Children are one third of our population and all of our future. ~Select Panel for the Promotion of Child Health, 1981
I am looking for a teenager with hepatitis C who is willing to speak to a teen I know who is feeling alone, a teen who was recently diagnosed with hepatitis C and doesn’t want anyone to know he/she has it. To protect this teen’s anonymity, I am not even going to disclose gender information in this blog.
Like most children who have hepatitis C, this teen acquired hepatitis C at birth. Teens who are newly infected, usually acquire hepatitis C through injection drug use and other high-risk behaviors. Tattoo and piercing parties have been in the news recently as other potential arenas for hepatitis C exposure, although there are no data on these.
It is estimated that there are 23,000 to 46,000 children in the US with hepatitis C. According to the American Liver Foundation, the majority of hepatitis C-positive children have “mild liver disease with upwards of 80% with minimal to no scarring of the liver (fibrosis) by 18 years of age. A subset of children, 20-25% can have more aggressive disease and can develop advanced scarring of the liver (cirrhosis) as early as 8 years of age. While hepatitis C is the leading indication for liver transplantation in adults, it is a very rare indication for liver transplantation in children.”
Adolescents who acquire hepatitis C by high-risk behaviors have outcomes that are similar to that of adults. Many will go on to develop chronic liver disease with cirrhosis in 20-30 years.
I am not worried about the liver health of the teen that contacted me. I am more concerned about his/her psychological health. Adolescence is difficult enough without the additional burden of hepatitis C and its stigma.
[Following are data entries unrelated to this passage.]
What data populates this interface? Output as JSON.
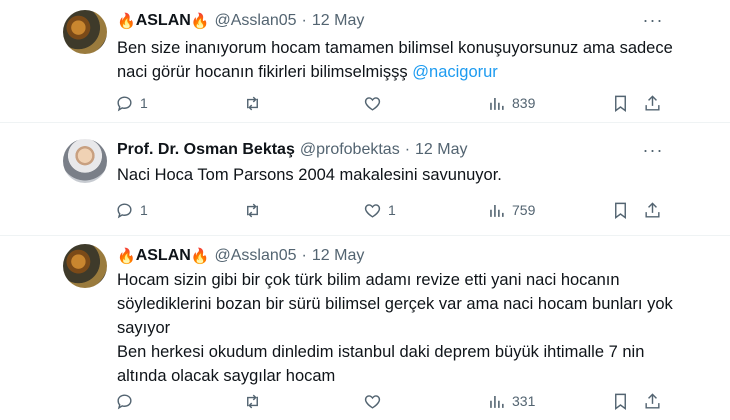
{
  "tweets": [
    {
      "name": "ASLAN",
      "flame_left": "🔥",
      "flame_right": "🔥",
      "handle": "@Asslan05",
      "separator": "·",
      "date": "12 May",
      "more": "···",
      "text_main": "Ben size inanıyorum hocam tamamen bilimsel konuşuyorsunuz ama sadece naci görür hocanın fikirleri bilimselmişşş ",
      "mention": "@nacigorur",
      "replies": "1",
      "retweets": "",
      "likes": "",
      "views": "839"
    },
    {
      "name": "Prof. Dr. Osman Bektaş",
      "handle": "@profobektas",
      "separator": "·",
      "date": "12 May",
      "more": "···",
      "text_main": "Naci Hoca Tom Parsons 2004 makalesini savunuyor.",
      "replies": "1",
      "retweets": "",
      "likes": "1",
      "views": "759"
    },
    {
      "name": "ASLAN",
      "flame_left": "🔥",
      "flame_right": "🔥",
      "handle": "@Asslan05",
      "separator": "·",
      "date": "12 May",
      "text_main": "Hocam sizin gibi bir çok türk bilim adamı revize etti yani naci hocanın söylediklerini bozan bir sürü bilimsel gerçek var ama naci hocam bunları yok sayıyor",
      "text_second": "Ben herkesi okudum dinledim istanbul daki deprem büyük ihtimalle 7 nin altında olacak saygılar hocam",
      "replies": "",
      "retweets": "",
      "likes": "",
      "views": "331"
    }
  ],
  "icons": {
    "reply": "reply-icon",
    "retweet": "retweet-icon",
    "like": "heart-icon",
    "views": "views-chart-icon",
    "bookmark": "bookmark-icon",
    "share": "share-icon",
    "more": "more-icon"
  },
  "colors": {
    "text": "#0f1419",
    "secondary": "#536471",
    "link": "#1d9bf0",
    "divider": "#eff3f4",
    "flame": "#f5a623"
  }
}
A friend would help.
The rest of you: Let’s raise awareness and cure hepatitis C so we don’t have to subject our youth to this. Haven’t we lost enough?